DOI: 10.1615/CritRevImmunol.2018027460
pages 433-451

IL-7 and Its Beneficial Role in Sepsis-Induced T Lymphocyte Dysfunction

Charles de Roquetaillade
EA7426 "Pathophysiology of Injury-Induced Immunosuppression (PI3)", Université Claude Bernard Lyon 1, Lyon, France
Guillaume Monneret
EA7426 "Pathophysiology of Injury-Induced Immunosuppression (PI3)", Université Claude Bernard Lyon 1, Lyon, France; Immunology Laboratory, Hospices Civils de Lyon, Hôpital Edouard Herriot, Lyon, France
Morgane Gossez
EA7426 "Pathophysiology of Injury-Induced Immunosuppression (PI3)", Université Claude Bernard Lyon 1, Lyon, France; Immunology Laboratory, Hospices Civils de Lyon, Hôpital Edouard Herriot, Lyon, France
Fabienne Venet
EA7426 "Pathophysiology of Injury-Induced Immunosuppression (PI3)", Université Claude Bernard Lyon 1, Lyon, France; Immunology Laboratory, Hospices Civils de Lyon, Hôpital Edouard Herriot, Lyon, France

ABSTRACT

Sepsis, defined as life-threatening organ dysfunction caused by dysregulated host response to infection, has recently been acknowledged as a worldwide health priority. Sepsis remains the leading cause of mortality in intensive care units and accounts for 6 million deaths every year. Few therapeutic options targeting host immune response in sepsis have demonstrated their efficacy so far.

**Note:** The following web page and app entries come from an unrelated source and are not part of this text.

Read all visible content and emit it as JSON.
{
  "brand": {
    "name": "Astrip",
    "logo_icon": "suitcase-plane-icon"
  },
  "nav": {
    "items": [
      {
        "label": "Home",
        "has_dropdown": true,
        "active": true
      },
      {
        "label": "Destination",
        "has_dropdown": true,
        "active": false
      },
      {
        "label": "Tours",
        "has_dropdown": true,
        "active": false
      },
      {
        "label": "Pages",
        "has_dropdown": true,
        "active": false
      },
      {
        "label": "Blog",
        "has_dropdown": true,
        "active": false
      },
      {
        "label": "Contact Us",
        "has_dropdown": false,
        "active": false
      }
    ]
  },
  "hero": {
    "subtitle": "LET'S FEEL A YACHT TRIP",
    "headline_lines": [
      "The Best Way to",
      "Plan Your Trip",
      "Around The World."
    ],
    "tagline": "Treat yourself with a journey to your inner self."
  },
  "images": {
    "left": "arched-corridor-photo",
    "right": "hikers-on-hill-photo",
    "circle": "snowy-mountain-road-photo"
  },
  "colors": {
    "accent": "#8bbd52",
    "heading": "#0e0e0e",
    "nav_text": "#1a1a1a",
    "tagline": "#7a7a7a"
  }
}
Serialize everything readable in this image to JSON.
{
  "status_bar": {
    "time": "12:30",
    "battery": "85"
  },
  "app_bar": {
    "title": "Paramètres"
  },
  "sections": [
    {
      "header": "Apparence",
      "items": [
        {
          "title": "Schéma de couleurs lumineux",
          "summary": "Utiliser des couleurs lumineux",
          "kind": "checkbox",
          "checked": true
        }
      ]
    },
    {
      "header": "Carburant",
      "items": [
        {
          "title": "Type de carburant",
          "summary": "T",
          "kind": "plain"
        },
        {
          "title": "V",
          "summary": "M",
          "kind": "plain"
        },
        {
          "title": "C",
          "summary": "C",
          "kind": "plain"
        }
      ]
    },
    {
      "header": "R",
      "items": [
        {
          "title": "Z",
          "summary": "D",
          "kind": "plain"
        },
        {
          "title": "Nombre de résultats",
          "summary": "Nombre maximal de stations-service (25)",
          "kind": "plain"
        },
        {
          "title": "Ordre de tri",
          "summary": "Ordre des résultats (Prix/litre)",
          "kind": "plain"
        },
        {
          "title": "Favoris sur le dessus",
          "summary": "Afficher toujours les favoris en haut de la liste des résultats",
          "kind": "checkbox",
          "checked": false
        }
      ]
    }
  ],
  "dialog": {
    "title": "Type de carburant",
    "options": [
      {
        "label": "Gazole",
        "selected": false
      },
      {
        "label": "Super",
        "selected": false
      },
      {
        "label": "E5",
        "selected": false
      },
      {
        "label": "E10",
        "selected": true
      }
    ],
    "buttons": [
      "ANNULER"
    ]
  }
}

Increasing evidence suggests that a profound immune suppression develops following sepsis, affecting innate and adaptive immune response, of which intensity and duration is associated with increased risk of death and nosocomial infection. Immunostimulant treatments are thus now evaluated in sepsis, and recombinant human IL-7 (rhIL-7) represents a promising candidate. rhIL-7 has been evaluated in several clinical trials in patients with altered lymphocytic responses (HIV infection, hematopoietic stem cell transplantation, and cancer). Recent studies in animal models and in patients' samples ex vivo demonstrated its efficacy in improving sepsis-induced T cell alterations. Finally, the first clinical trial evaluating rhIL-7 in septic shock patients has just been published. This review will discuss the use of rhIL-7 to treat sepsis-induced T cell dysfunction by introducing the pathophysiology of sepsis and sepsis-related lymphocyte alterations before focusing on rhIL-7 and its potential use of as a therapeutic intervention in patients.